§ PROBLEM REQUIREMENTS: For the entries that follow, report how many lines include the word "chest" and add nothing.

§ THE DATA:
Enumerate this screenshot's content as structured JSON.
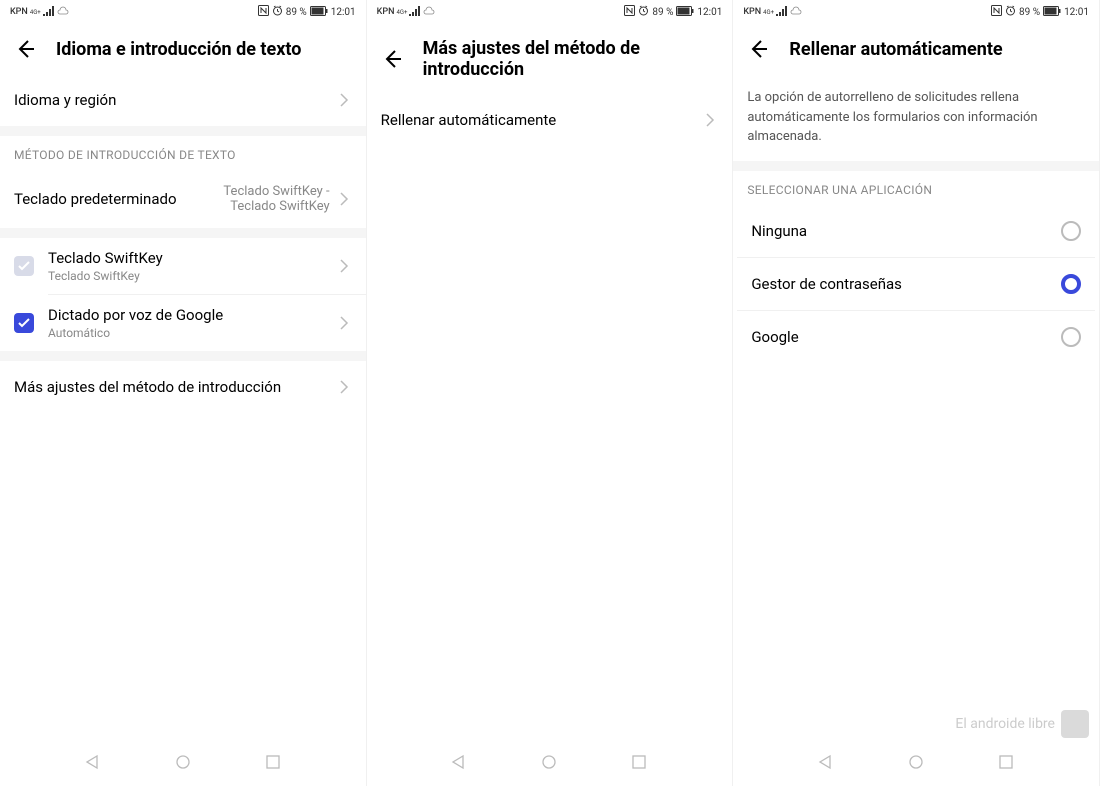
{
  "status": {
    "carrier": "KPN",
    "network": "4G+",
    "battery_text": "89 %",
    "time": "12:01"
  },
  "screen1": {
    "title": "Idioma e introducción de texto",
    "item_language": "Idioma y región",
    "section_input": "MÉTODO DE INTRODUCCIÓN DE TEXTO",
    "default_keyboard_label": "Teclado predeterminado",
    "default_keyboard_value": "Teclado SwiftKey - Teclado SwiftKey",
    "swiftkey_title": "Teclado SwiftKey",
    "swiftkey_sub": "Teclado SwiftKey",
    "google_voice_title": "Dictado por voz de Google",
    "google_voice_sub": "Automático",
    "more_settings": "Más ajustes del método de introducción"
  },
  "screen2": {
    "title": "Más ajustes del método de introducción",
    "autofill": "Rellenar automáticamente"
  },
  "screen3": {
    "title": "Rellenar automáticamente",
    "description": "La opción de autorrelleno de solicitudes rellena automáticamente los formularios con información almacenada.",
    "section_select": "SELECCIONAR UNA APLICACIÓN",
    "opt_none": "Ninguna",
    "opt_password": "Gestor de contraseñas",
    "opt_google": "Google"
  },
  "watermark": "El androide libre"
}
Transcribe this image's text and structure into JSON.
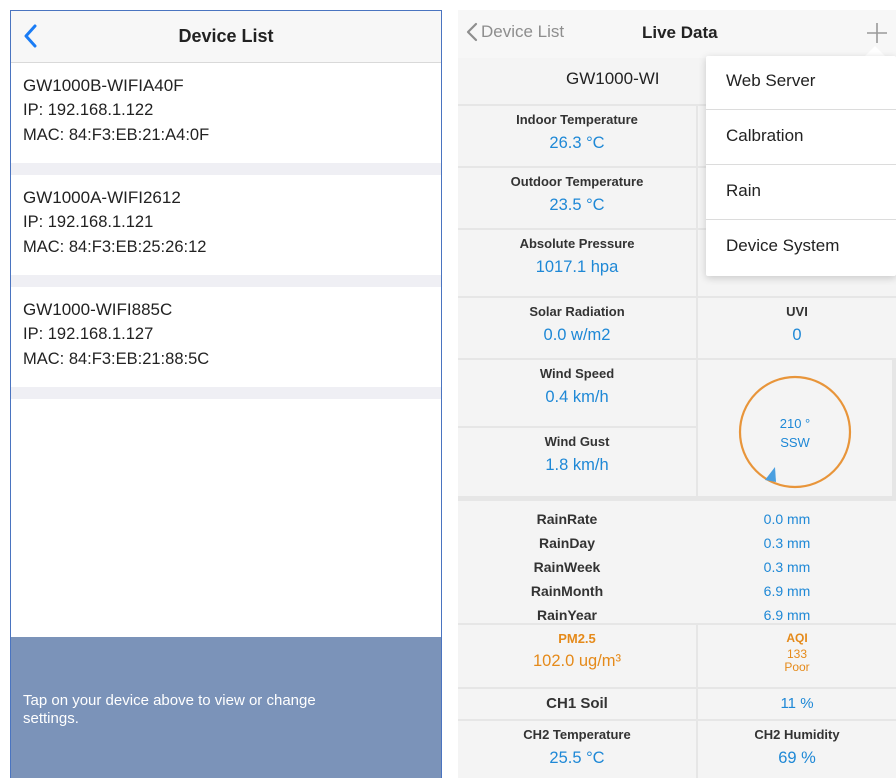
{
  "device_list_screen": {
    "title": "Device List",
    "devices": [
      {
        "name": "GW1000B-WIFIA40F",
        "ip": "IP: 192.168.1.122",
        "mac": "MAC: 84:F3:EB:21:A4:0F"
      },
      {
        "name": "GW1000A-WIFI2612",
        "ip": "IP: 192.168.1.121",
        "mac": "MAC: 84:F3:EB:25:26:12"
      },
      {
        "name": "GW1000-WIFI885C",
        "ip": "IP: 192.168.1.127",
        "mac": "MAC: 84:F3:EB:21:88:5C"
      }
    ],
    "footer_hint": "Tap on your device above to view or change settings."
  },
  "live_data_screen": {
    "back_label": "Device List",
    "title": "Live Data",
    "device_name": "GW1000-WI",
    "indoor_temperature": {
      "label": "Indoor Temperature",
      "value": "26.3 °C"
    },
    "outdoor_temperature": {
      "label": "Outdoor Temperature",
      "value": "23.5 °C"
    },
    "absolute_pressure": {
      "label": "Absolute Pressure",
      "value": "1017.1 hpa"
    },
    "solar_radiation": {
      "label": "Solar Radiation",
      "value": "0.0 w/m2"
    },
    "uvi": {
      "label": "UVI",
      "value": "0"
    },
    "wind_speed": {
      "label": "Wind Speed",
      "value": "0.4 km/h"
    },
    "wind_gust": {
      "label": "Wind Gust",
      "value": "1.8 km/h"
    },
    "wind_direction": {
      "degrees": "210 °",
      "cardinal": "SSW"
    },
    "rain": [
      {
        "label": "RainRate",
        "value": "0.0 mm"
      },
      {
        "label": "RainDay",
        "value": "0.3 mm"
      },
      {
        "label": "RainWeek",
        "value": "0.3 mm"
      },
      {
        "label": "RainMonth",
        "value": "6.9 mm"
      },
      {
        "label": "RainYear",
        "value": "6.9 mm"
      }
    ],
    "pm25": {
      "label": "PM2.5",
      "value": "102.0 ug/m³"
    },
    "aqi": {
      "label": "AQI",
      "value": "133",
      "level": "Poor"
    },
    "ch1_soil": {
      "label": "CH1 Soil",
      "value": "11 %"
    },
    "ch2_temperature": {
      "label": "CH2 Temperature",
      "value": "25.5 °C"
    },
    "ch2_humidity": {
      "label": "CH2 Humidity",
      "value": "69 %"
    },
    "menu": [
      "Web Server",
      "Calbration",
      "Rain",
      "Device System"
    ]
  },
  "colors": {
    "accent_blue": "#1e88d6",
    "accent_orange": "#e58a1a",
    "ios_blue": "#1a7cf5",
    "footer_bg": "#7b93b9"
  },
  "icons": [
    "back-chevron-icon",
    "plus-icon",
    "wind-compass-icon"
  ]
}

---

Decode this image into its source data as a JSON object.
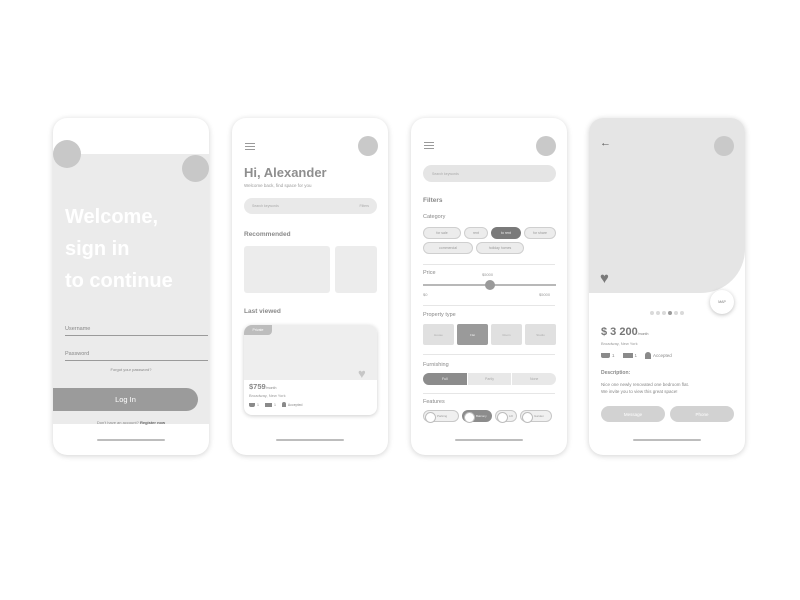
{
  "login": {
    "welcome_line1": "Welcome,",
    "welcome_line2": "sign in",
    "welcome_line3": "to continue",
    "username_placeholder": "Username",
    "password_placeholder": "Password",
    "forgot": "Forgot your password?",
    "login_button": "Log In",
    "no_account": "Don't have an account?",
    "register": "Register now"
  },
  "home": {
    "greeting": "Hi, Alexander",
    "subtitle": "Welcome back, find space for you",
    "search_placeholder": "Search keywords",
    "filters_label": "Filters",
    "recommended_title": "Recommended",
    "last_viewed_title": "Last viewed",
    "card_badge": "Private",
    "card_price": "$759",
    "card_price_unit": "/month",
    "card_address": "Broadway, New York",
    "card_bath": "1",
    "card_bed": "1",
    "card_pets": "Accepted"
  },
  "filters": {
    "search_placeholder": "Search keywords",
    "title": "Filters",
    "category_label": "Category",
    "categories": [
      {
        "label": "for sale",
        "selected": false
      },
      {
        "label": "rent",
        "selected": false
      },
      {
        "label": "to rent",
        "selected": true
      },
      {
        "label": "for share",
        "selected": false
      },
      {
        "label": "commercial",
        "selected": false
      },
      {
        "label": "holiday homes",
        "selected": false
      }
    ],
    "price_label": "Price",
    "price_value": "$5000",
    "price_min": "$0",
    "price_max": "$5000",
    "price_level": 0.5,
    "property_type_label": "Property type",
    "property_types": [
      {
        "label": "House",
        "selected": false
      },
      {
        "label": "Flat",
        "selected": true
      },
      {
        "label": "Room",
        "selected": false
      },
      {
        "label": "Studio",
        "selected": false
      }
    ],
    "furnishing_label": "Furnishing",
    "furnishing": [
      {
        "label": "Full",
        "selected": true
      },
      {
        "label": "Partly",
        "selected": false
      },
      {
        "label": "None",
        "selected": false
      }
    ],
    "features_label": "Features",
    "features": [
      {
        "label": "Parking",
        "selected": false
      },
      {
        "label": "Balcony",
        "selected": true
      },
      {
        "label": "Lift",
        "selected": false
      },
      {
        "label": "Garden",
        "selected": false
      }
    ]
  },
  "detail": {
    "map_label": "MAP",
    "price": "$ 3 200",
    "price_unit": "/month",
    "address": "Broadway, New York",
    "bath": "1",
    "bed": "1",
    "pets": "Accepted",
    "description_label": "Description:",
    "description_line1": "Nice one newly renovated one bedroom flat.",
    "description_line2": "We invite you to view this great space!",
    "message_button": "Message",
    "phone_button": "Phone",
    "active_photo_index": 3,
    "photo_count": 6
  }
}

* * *

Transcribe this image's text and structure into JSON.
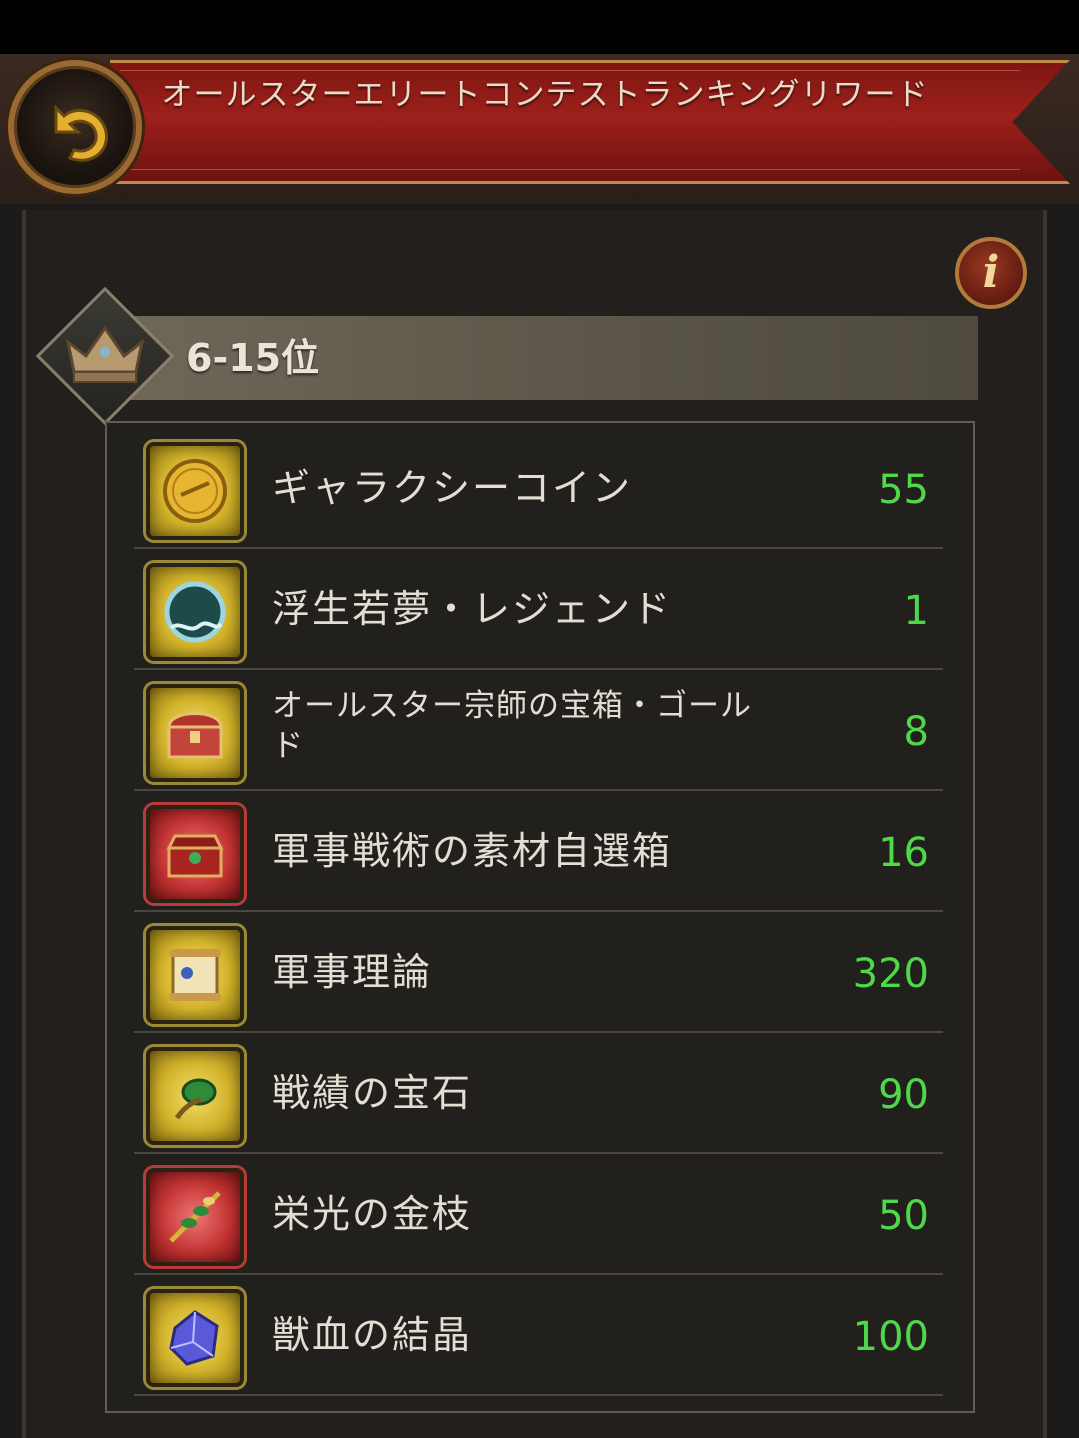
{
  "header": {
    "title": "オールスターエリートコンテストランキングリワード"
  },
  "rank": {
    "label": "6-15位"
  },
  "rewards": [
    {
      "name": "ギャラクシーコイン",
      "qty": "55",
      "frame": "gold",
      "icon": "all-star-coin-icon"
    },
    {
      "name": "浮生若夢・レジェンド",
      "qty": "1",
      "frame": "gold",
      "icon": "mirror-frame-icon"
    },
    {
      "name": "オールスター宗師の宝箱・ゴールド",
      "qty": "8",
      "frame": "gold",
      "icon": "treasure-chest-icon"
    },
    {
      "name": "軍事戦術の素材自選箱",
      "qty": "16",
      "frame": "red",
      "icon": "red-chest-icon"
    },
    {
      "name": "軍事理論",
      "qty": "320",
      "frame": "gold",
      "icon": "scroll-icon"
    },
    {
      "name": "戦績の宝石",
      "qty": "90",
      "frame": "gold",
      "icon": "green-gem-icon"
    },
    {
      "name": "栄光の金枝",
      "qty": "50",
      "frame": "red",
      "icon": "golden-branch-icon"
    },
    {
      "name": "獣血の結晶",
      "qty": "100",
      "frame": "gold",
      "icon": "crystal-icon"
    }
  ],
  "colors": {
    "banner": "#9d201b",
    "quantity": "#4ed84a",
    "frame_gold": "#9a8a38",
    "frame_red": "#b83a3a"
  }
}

§ EXERCISE OUTPUT: 2